kiwimm. 'I also disagree regarding it making NZ shares less desirable' - as an equities investor, it is certain I will be rebalancing more away from the NZX if a CGT is introduced.Tax is one of the few incentives to remain in the tiny, exposed NZ market. If the tax treatment playing field is levelled across international boundaries the risk balance tilts in favour of getting the hell out of Dodge.

I would think the reverse would be more likely - and more sensible: Dump FIF in favour of CGT across all share markets. Extending the current insanity of FIF would be, well, insane.

Considering IRD can't even stop tax evasion in queen street eateries, how the hell are they going to monitor peoples off shore investments in tax friendly jurisdictions?

Our bureaucrats are so impractical.

In addition to the widespread evasion you describe, there are multiple legal avenues for avoidance/minimisation of CGT. The bus sized 'family home' exemption hole is just one. The preliminary scheming is already underway. A CGT tax avoidance industry will be spawned.
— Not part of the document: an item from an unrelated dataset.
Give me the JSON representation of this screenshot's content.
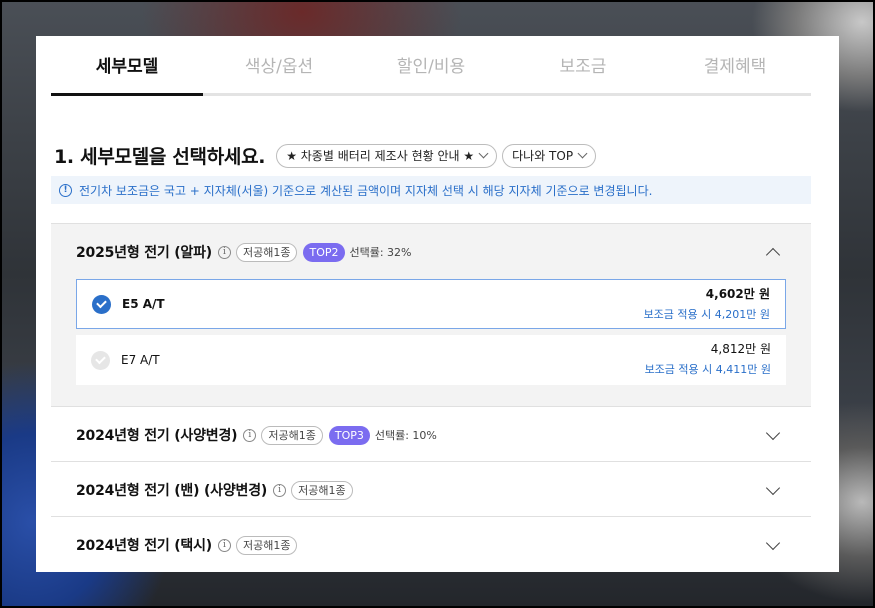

Much productive capital and human industry will be diverted to the tedious task.

Its a tax grab.. pure and simple... what pains me about this is trying to dress it up as some fairer more appropriate way to tax. .. but at the same time derive some costly and inefficient way of imposing it.

I'd have a lot more respect for Cullen if he just came out and said "to hell with all this CGT talk and policy, the most efficient and 'fairest' way to do this is just reintroduce the 39c tax bracket at 120k".

I don't agree with it but it'd be a lot better than this pantomime.

We should end altogether with this craziness that has turned economy into a casino and a CGT targeting stock is just one step in the right direction so it is less encouraging for everyone put our money into non-productive (speculative) assets.